efforts that forgeries of the Vienna Foreign Office, intended to discredit
the Yugoslav movement, were exposed and the responsibility for them fixed
on Count Forgach, the Austro-Hungarian minister in Belgrade. Professor
Masaryk clearly saw that Austria aimed at the conquest of the Balkans and
intended at all costs to crush Serbia.

10. In 1911 new elections to the Reichsrat took place with the following
result for the Czechs: -

40 Agrarians
25 Social Democrats
14 Young Czechs
13 National Socialists
7 Radicals
7 Clericals
1 Old Czech
1 Socialist (Centralist).

The Radicals (four Moravian People's Party, two State Right Party, one
Realist) formed a party of independent deputies with Professor Masaryk at
their head. They demanded full independence for Bohemia, some of them
laying greater stress on her historical rights, some on the natural right
of Czecho-Slovaks to liberty.

The whole group of Czech deputies stood in opposition against Vienna with
the exception of Kramár, who tried to imitate the Polish positivist policy
in the hope of obtaining concessions in return. But, as we have already
shown in a previous chapter, Dr. Kramár abandoned this policy even before
the war, when he saw how completely Austria was tied to Germany. The bulk
of the Czech people were, of course, always solidly anti-Austrian. During
the Balkan War the Czechs openly showed their sympathies with their brother
Slavs who were struggling for liberty.

The _Clerical Party_ had comparatively little influence and prestige. All
their deputies (seven) were elected in country districts of Moravia, where
civilisation is comparatively less developed than in Bohemia. In Bohemia
and in the more developed districts of Moravia, people resist the efforts
of the clergy to mix religion with politics. The three million Slovaks in
Hungary, who speak a dialect of Czech and who form with the Czechs a single
Czecho-Slovak nation, had only two deputies (Dr. Blaho and Father Juriga),
and were without any influence in the Budapest Parliament.

11. Although many Czech politicians foresaw that Austria's anti-Serbian
policy in the Balkans and her increasing dependence on Germany must lead to
war, yet on the whole the Czechs were not prepared for this contingency.
The Reichsrat was closed when war broke out, and the Diet of Bohemia had
been replaced by an Imperial Commission in 1913. War was declared by
Austria against the will of the Slavs, and yet they did not dare to
protest, as an organised revolution was impossible in view of the presence
of German troops and of the perfect police spy system in Austria. Two
German divisions would have been sufficient to suppress the best organised
revolutionary movement in Bohemia.

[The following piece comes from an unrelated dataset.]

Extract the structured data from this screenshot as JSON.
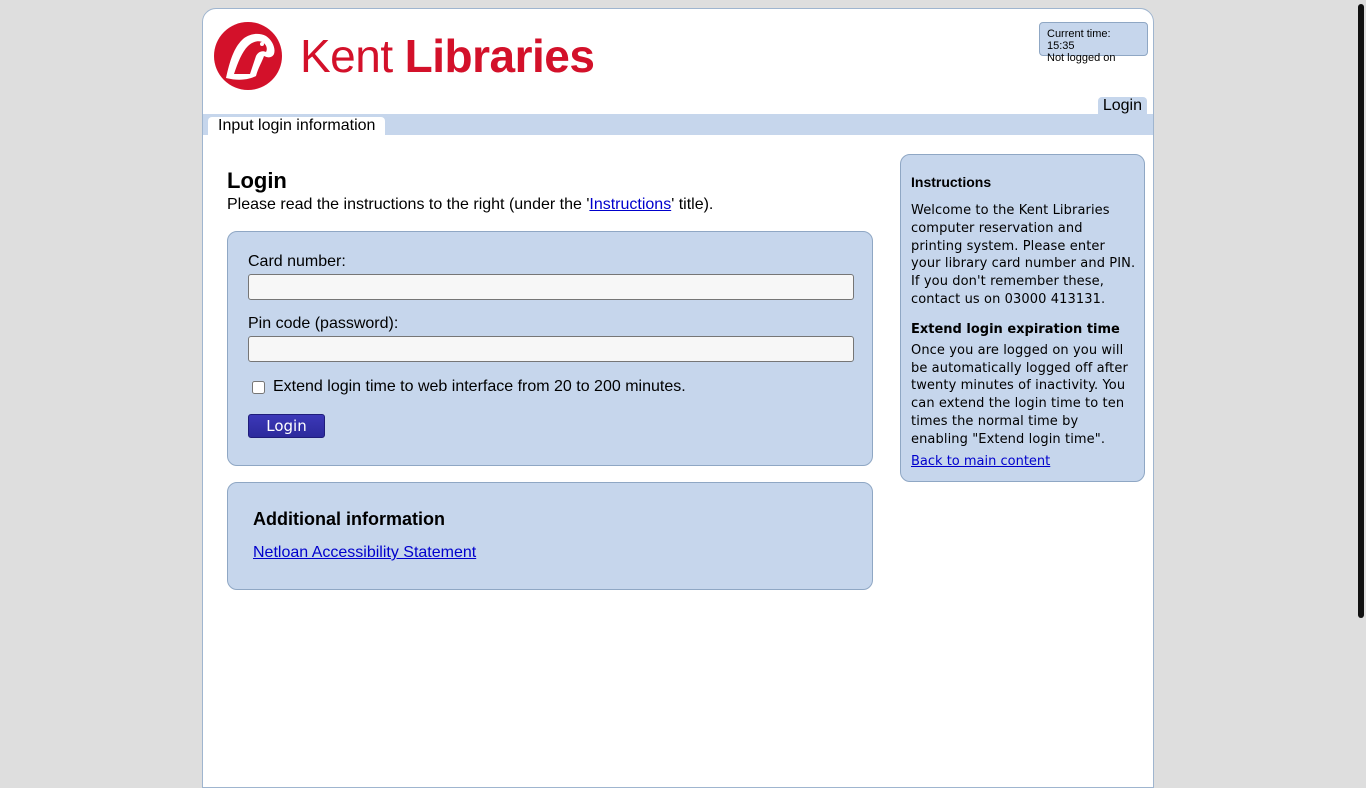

The immediate effect of the declaration of war was the unity of the whole
Czech nation. One of the leaders, Professor Masaryk, escaped abroad, and is
at the head of the Czecho-Slovak Government, recognised by the Allies as
the trustee and representative of the Czecho-Slovak nation.

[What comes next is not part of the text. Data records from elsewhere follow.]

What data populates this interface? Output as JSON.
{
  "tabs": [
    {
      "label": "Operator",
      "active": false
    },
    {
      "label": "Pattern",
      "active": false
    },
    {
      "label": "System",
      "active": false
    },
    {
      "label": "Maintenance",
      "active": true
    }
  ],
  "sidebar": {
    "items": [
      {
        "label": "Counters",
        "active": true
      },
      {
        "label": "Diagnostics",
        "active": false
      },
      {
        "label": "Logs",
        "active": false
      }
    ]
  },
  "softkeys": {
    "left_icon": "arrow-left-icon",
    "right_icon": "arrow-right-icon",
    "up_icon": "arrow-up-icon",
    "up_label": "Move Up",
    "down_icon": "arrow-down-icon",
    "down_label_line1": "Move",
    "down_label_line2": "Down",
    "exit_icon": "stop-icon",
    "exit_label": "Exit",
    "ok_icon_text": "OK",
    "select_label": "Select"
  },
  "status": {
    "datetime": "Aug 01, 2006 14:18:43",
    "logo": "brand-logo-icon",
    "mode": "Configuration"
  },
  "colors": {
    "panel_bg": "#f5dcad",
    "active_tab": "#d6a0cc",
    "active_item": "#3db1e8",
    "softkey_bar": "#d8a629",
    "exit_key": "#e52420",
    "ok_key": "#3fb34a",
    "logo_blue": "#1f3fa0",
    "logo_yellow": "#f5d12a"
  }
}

Political activity was of course out of the question until the Reichsrat
reopened on May 30, 1917. Before that date there was an absolute reign of
terror in Bohemia. Some of the leading Czech newspapers were suspended soon
after the outbreak of the war. The few Slovak papers published in Hungary
were suppressed at the same time.

Those newspapers which survived were subject to strict censorship and were
compelled to publish leading articles written by government officials and
supplied to them by the police. Dr. Kramár, one of the most prominent Czech
leaders, his colleague Dr. Rasín, and five National Socialist deputies were
thrown into prison, and some of them even sentenced to death.

The effect of these persecutions was that all the Czecho-Slovaks became
unanimous in their desire to obtain full independence of Austria-Hungary.
Old party differences were forgotten and some of the Czech deputies who had
formerly been opportunist in tendency, such as Dr. Kramár and the Agrarian
ex-minister Prásek, now at last became convinced that all hopes of an
anti-German Austria were futile, that Austria was doomed, as she was a
blind tool in the hands of Germany, and that the only way to prevent the

1 3 5 6 7 8 9 10 11 12 13

Online LibraryVladimír NosekIndependent Bohemia An Account of the Czecho-Slovak Struggle for Liberty → online text (page 3 of 13)